The JAK2-STAT5 pathway plays an key role in chronic MPD (cMPD) with the JAK2 V617F mutation. However, JAK2 also initiates several second messenger pathways, including the Ras-ERK and PI3K-AKT pathways. Since these essential second messenger pathways are also regulated by SFK activity, and crosstalk between JAK and SFK has been demonstrated, we investigated the potential SFK-dependent regulation of STAT5, Ras-ERK and PI3K-AKT in primary cells from patients with cMPD and myeloid cell lines with the JAK2 V617F mutation (HEL) or Epo-dependent (UT-7/Epo). In primary cells from JAK2 V617F patients, we show that SFK activity is required for optimal JAK2 induced phospho (p)-STAT5, nuclear targeting of p-STAT5, and STAT5-DNA binding. Both endogenous and Epo-induced colony formation in methylcellulose by peripheral blood cells derived from polycythemia vera (PV) patients was markedly suppressed with the SFK inihibitor dasatinib; endogenous colony formation was abrogated while both the number and size of Epo-induced colonies was markedly reduced (> 70% inhibition at 1 uM), suggesting that despite of the presence of activating JAK2 V617F in primary cells, SFK activity is required for optimal proliferation. Interestingly, a similar observation was also made in a PV patient lacking the JAK2 V617F mutation. When HEL or Epo-stimulated UT-7/Epo cells were treated with a JAK inhibitor (P6), there was significant inhibition of p-STAT5 induction and second messenger pathways, demonstrating the importance of this proximal kinase. Inhibition of JAK2 did not affect SFK activation however, suggesting that SFK may lie upstream of JAK2. Interestingly, when SFK activity was suppressed (PP2 or dasatinib), a marked inhibition of p-STAT5 (and STAT5 DNA-binding), p-AKT, p-ERK, p-90RSK, p-S6 ribosomal protein(rp), and global protein tyrosine phosphorylation was observed in cell lines and primary cells. These findings suggest that SFK activity is involved in the most proximal aspects of Epo signaling and facilitates JAK2 activation of key second messenger pathways essential for proliferation, differentiation, and survival. Since JAK2 and SFK coordinately regulate multiple second messenger pathways, we next examined the relative importance of each by specifically targeting either the Ras-ERK pathway (MEK inhibition) or the PI3K-AKT pathway (PI3K and mTOR inhibition) downstream from JAK2 and SFK in both primary cells and cell lines. Using intracellular phospho-flow cytometry and immunoblotting, we show that the SFK-dependent Ras-ERK-RSK axis can directly induce p-S6rp, a key component in translational control and cell cycle progression. To determine whether this finding can be reproduced in vivo, we examined p-S6rp expression in bone marrow biopsies from PV patients (n=16); a marked hyperphosphorylation S6rp was consistently seen in patients’ megakaryocytes as compared to control specimens obtained from reactive processes, lymphoma staging, CMML, or even a case of hypoxia-induced polycythemia (all showing low/absent p-S6rp). Simultaneous staining for p-mTOR revealed that the level of p-mTOR was not increased. In sum, our findings suggest that SFK activation is necessary for optimal signal transduction along of the JAK2-STAT5 axis. In addition, the Ras-ERK-RSK pathway, requiring both JAK and SFK, may play a key role in S6rp hyperphosphorylation leading to increased cell cycling. Both findings point towards potential therapeutic targets, along with JAK2, for treating cMPD.
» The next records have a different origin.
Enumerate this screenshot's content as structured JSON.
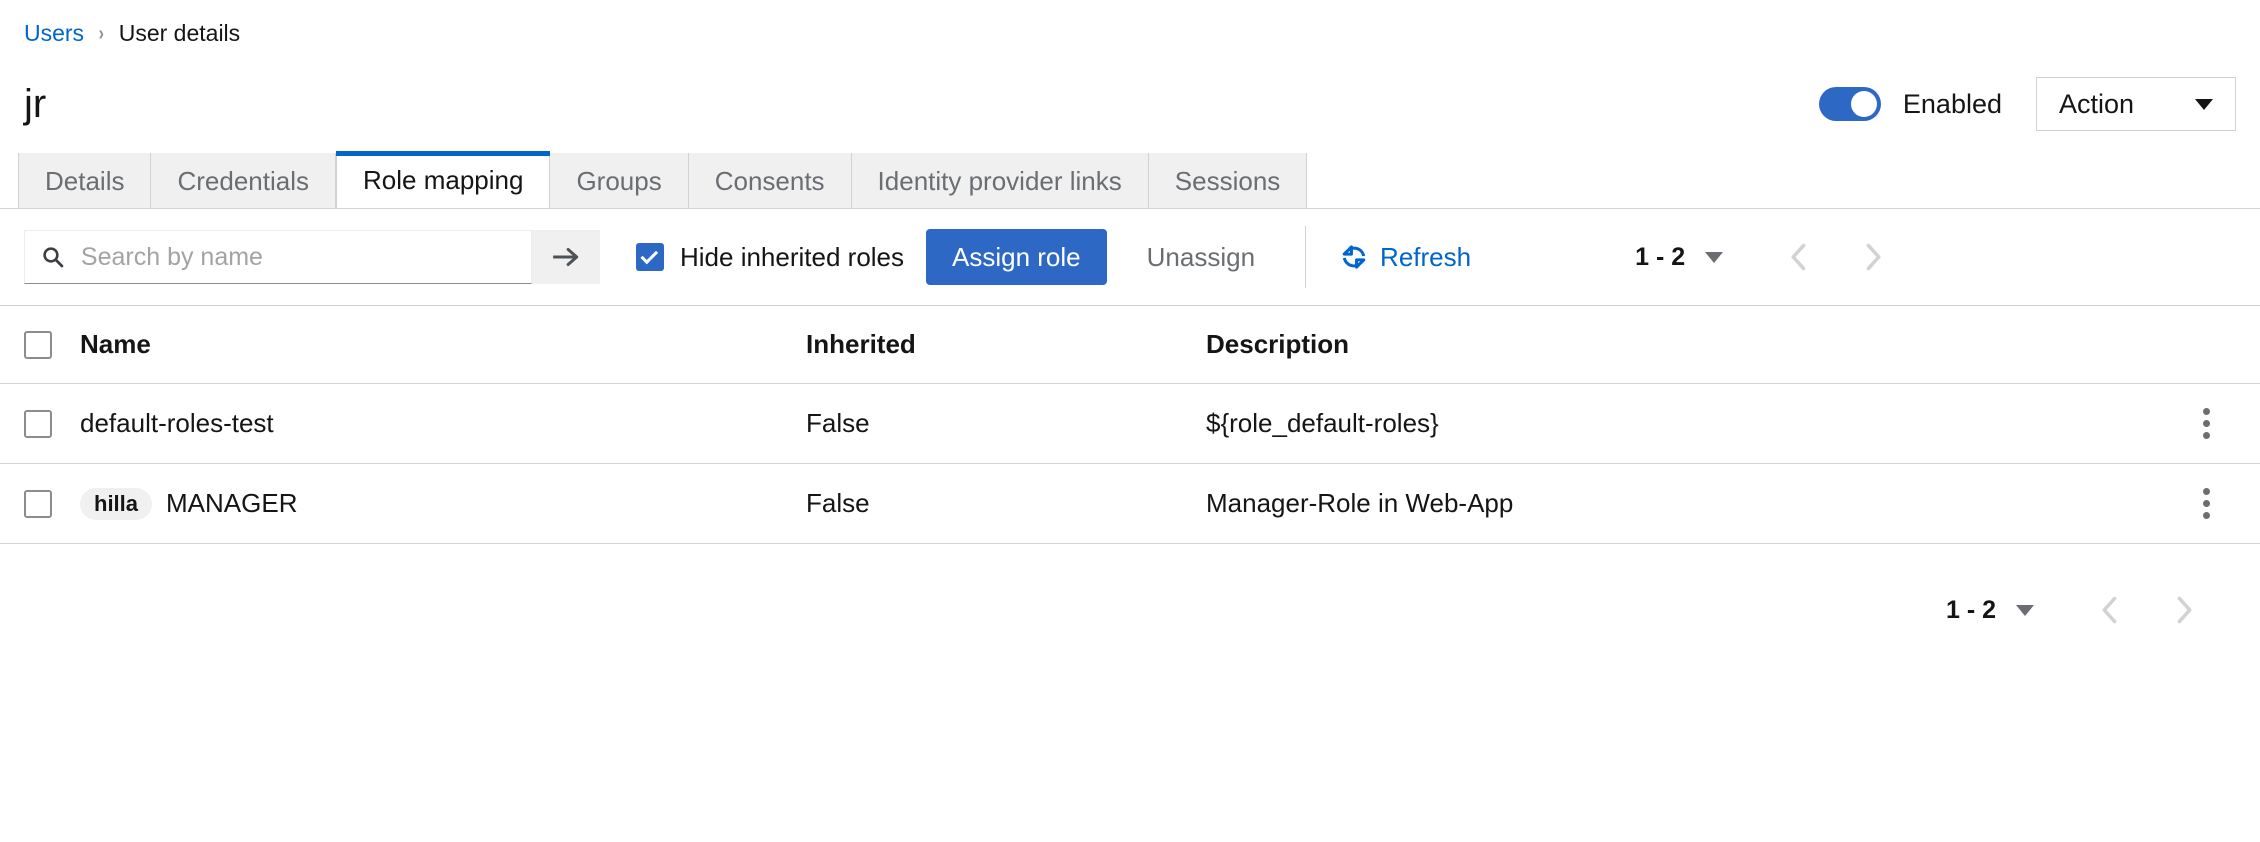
{
  "breadcrumb": {
    "parent_label": "Users",
    "separator": "›",
    "current_label": "User details"
  },
  "header": {
    "title": "jr",
    "toggle": {
      "state_label": "Enabled",
      "enabled": true,
      "on_color": "#2d68c4"
    },
    "action_button": {
      "label": "Action",
      "caret_icon": "caret-down-icon"
    }
  },
  "tabs": {
    "active_index": 2,
    "active_accent": "#0066cc",
    "items": [
      {
        "label": "Details"
      },
      {
        "label": "Credentials"
      },
      {
        "label": "Role mapping"
      },
      {
        "label": "Groups"
      },
      {
        "label": "Consents"
      },
      {
        "label": "Identity provider links"
      },
      {
        "label": "Sessions"
      }
    ]
  },
  "toolbar": {
    "search": {
      "icon": "search-icon",
      "value": "",
      "placeholder": "Search by name",
      "submit_icon": "arrow-right-icon"
    },
    "hide_inherited": {
      "label": "Hide inherited roles",
      "checked": true
    },
    "assign_role_label": "Assign role",
    "unassign_label": "Unassign",
    "refresh": {
      "label": "Refresh",
      "icon": "refresh-icon",
      "color": "#0066cc"
    }
  },
  "pagination_top": {
    "range": "1 - 2",
    "caret_icon": "caret-down-icon",
    "prev_icon": "chevron-left-icon",
    "next_icon": "chevron-right-icon",
    "prev_disabled": true,
    "next_disabled": true
  },
  "pagination_bottom": {
    "range": "1 - 2",
    "caret_icon": "caret-down-icon",
    "prev_icon": "chevron-left-icon",
    "next_icon": "chevron-right-icon",
    "prev_disabled": true,
    "next_disabled": true
  },
  "table": {
    "select_all_checked": false,
    "columns": {
      "name": "Name",
      "inherited": "Inherited",
      "description": "Description"
    },
    "rows": [
      {
        "checked": false,
        "badge": "",
        "name": "default-roles-test",
        "inherited": "False",
        "description": "${role_default-roles}",
        "kebab_icon": "kebab-menu-icon"
      },
      {
        "checked": false,
        "badge": "hilla",
        "name": "MANAGER",
        "inherited": "False",
        "description": "Manager-Role in Web-App",
        "kebab_icon": "kebab-menu-icon"
      }
    ]
  }
}
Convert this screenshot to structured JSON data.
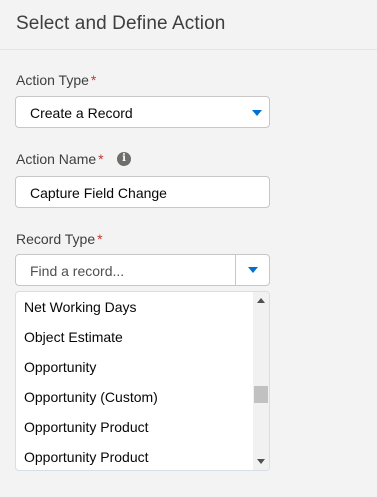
{
  "header": {
    "title": "Select and Define Action"
  },
  "action_type": {
    "label": "Action Type",
    "required_marker": "*",
    "selected_value": "Create a Record"
  },
  "action_name": {
    "label": "Action Name",
    "required_marker": "*",
    "info_icon": "info-icon",
    "value": "Capture Field Change"
  },
  "record_type": {
    "label": "Record Type",
    "required_marker": "*",
    "placeholder": "Find a record...",
    "options": [
      "Net Working Days",
      "Object Estimate",
      "Opportunity",
      "Opportunity (Custom)",
      "Opportunity Product",
      "Opportunity Product"
    ]
  },
  "colors": {
    "accent": "#0070d2",
    "required": "#c23934",
    "background": "#f3f3f4"
  }
}
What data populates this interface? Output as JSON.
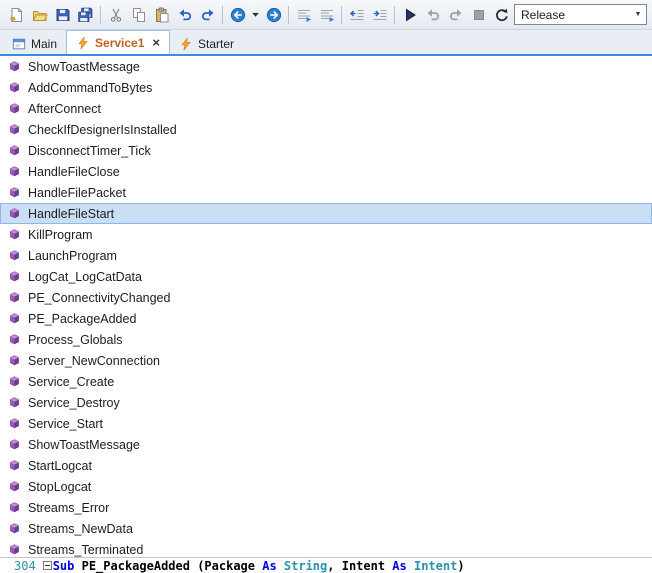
{
  "toolbar": {
    "buttons": [
      {
        "name": "new-file-button",
        "icon": "new-file"
      },
      {
        "name": "open-button",
        "icon": "open-folder"
      },
      {
        "name": "save-button",
        "icon": "save"
      },
      {
        "name": "save-all-button",
        "icon": "save-all"
      },
      {
        "sep": true
      },
      {
        "name": "cut-button",
        "icon": "cut"
      },
      {
        "name": "copy-button",
        "icon": "copy"
      },
      {
        "name": "paste-button",
        "icon": "paste"
      },
      {
        "name": "undo-button",
        "icon": "undo"
      },
      {
        "name": "redo-button",
        "icon": "redo"
      },
      {
        "sep": true
      },
      {
        "name": "navigate-back-button",
        "icon": "back"
      },
      {
        "name": "navigate-back-menu-button",
        "icon": "dropdown",
        "narrow": true
      },
      {
        "name": "navigate-forward-button",
        "icon": "forward"
      },
      {
        "sep": true
      },
      {
        "name": "comment-button",
        "icon": "comment"
      },
      {
        "name": "uncomment-button",
        "icon": "uncomment"
      },
      {
        "sep": true
      },
      {
        "name": "outdent-button",
        "icon": "outdent"
      },
      {
        "name": "indent-button",
        "icon": "indent"
      },
      {
        "sep": true
      },
      {
        "name": "run-button",
        "icon": "run"
      },
      {
        "name": "resume-button",
        "icon": "resume",
        "disabled": true
      },
      {
        "name": "step-button",
        "icon": "step",
        "disabled": true
      },
      {
        "name": "stop-button",
        "icon": "stop",
        "disabled": true
      },
      {
        "name": "restart-button",
        "icon": "restart"
      }
    ],
    "build_config": {
      "value": "Release"
    }
  },
  "close_glyph": "×",
  "tabs": [
    {
      "label": "Main",
      "icon": "activity-module",
      "active": false,
      "closable": false
    },
    {
      "label": "Service1",
      "icon": "service-module",
      "active": true,
      "closable": true
    },
    {
      "label": "Starter",
      "icon": "service-module",
      "active": false,
      "closable": false
    }
  ],
  "member_list": {
    "selected_index": 7,
    "items": [
      "ShowToastMessage",
      "AddCommandToBytes",
      "AfterConnect",
      "CheckIfDesignerIsInstalled",
      "DisconnectTimer_Tick",
      "HandleFileClose",
      "HandleFilePacket",
      "HandleFileStart",
      "KillProgram",
      "LaunchProgram",
      "LogCat_LogCatData",
      "PE_ConnectivityChanged",
      "PE_PackageAdded",
      "Process_Globals",
      "Server_NewConnection",
      "Service_Create",
      "Service_Destroy",
      "Service_Start",
      "ShowToastMessage",
      "StartLogcat",
      "StopLogcat",
      "Streams_Error",
      "Streams_NewData",
      "Streams_Terminated"
    ]
  },
  "code_line": {
    "line_number": "304",
    "tokens": [
      {
        "text": "Sub ",
        "style": "keyword"
      },
      {
        "text": "PE_PackageAdded",
        "style": "name"
      },
      {
        "text": " (Package ",
        "style": "plain"
      },
      {
        "text": "As",
        "style": "keyword"
      },
      {
        "text": " ",
        "style": "plain"
      },
      {
        "text": "String",
        "style": "type"
      },
      {
        "text": ", Intent ",
        "style": "plain"
      },
      {
        "text": "As",
        "style": "keyword"
      },
      {
        "text": " ",
        "style": "plain"
      },
      {
        "text": "Intent",
        "style": "type"
      },
      {
        "text": ")",
        "style": "plain"
      }
    ]
  },
  "colors": {
    "accent_blue": "#3c8be0",
    "selection_bg": "#cbdff4",
    "selection_border": "#8fb8e8",
    "method_icon_purple": "#8e44ad",
    "keyword_blue": "#0000e0",
    "type_teal": "#2b91af",
    "line_number_teal": "#2b91af",
    "active_tab_text_orange": "#c05f1f"
  }
}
Disclosure: No relevant conflicts of interest to declare